Today starts off with a flurry of well wishes for my birthday: text messages, Instagram mentions, one random telemarketer. All well intentioned, except the telemarketer, but it was 3:30 am. The fear of oversleeping ruins any chance at deep REM sleep the last two hours. I am up packing and getting ready to take on the day by 5:45. First on the schedule is the bus to Changxing City. I am pretty sure catching some Z’s on the bus is in order. Four hours later, we arrive.
One of the major worries on a trip like this laundry. We have a full load of sweaty uniforms, socks, and unmentionables (which I just mentioned). Add to that, the regular streets clothes and one can see how much laundry is created daily. When we first check in, all the guys go to their rooms and get the laundry out into the hallway ASAP. Because we are only here one night, and didn’t get in until noon, the staff has to turn it over quickly. When we get it back several hours later, it is still wet. Not five more minutes in the dryer wet. I mean, we may need to call the repairman wet. It’s a lesson on materials. The lighter compression type stuff is dry. The medium weight jerseys and shorts are damp. Anything with cotton needs to be hung until the morning. My bathroom looks like a closet as I race against the clock and hope it all dries before I have to stuff it into the suitcase tomorrow.
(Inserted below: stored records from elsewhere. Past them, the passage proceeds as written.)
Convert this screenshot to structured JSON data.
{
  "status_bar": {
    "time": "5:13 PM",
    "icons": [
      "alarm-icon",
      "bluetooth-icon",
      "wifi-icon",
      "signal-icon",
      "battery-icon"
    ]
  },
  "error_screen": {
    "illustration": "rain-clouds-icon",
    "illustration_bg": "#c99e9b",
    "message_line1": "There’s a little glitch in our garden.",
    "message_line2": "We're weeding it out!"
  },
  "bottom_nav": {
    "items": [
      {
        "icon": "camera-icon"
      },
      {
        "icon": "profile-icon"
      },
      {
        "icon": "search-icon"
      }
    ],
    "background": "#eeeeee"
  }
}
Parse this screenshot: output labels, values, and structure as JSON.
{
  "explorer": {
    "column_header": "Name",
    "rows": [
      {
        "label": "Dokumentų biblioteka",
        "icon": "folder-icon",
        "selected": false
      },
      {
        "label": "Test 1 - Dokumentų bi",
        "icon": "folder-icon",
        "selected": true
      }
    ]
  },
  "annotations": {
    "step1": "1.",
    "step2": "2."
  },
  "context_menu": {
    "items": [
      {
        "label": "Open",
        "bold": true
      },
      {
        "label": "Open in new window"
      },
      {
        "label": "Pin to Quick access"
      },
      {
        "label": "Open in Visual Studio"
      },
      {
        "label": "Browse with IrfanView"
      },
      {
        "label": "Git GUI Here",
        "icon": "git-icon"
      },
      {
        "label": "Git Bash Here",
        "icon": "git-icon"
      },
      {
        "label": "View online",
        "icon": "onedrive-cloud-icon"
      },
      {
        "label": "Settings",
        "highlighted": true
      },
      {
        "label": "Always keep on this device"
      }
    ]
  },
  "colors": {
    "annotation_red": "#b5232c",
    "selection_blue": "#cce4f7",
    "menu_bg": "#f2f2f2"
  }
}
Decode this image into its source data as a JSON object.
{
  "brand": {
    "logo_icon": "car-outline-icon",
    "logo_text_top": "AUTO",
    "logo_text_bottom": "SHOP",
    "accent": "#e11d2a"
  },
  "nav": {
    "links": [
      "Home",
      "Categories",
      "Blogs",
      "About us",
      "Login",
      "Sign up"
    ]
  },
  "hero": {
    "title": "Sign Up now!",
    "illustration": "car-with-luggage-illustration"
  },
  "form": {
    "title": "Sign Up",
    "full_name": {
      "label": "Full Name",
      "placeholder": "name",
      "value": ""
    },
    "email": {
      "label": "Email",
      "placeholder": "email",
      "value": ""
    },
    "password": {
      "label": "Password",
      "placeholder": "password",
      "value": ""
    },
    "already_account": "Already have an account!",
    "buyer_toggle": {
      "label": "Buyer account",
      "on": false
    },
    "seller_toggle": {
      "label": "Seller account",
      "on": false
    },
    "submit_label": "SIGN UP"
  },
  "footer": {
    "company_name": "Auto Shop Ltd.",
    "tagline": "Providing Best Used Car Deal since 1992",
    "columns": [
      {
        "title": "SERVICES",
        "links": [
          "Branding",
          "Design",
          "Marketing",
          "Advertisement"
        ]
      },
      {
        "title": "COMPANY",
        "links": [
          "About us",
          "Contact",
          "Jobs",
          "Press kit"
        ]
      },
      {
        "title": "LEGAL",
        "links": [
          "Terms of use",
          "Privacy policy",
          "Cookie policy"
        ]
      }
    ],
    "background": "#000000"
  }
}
The free afternoon I had is redirected to separating and folding the aforementioned laundry. If you want the good view you have to pay the price. I am able to get a quick nap, then shower and shave and down to pregame meal. The routine of the days is starting to set in and some guys are buying food while they are out and skipping pregame meals in order to nap longer. Finally, it’s time to board the bus and to the arena.
The dark hardwood of the floor shows how long the building has been in service. It’s a bandbox that seats maybe 2,000. I anticipate that it will be really hot and the smoke will be really bad. I was half right. It was hot. The floor is narrow so corner threes are out, but running the defense to a trap there is in. There has been much ado in regard to playing time. I split the roster differently for the start of the game. I know the deficiencies of both clusters and figure we will struggle in the first half, be down a few maybe 10. I do this because the best way to find out who your leaders are is to start a mutiny. The players start off sluggish, the Chinese team is shooting the ball well and running a basic three man weave and our guys are staying screened. We give up way too many 3’s and by the half we are down 25. Full Blown Mutiny. Even Robert and the promoter are having a heart attack. I dawdle to the locker room to allow for the players to scream and holler at each other until they decide it is all my fault. The one thing they vehemently agree on is I have no clue and if they are going to win this game they are going to have to band together and get it done. By making myself the center of attention, I have directed their focus to a more team oriented approach. It works perfectly.
The second half we outscore them 58-33. We take the lead with 5 seconds to go and make a final defensive stand to win. I went with a more standard lineup. Shortened the bench to about 8 guys and left the Chinese team, 2,000 fans, Robert and the promoter wondering how the hell we just did that. That’s why I get the good view.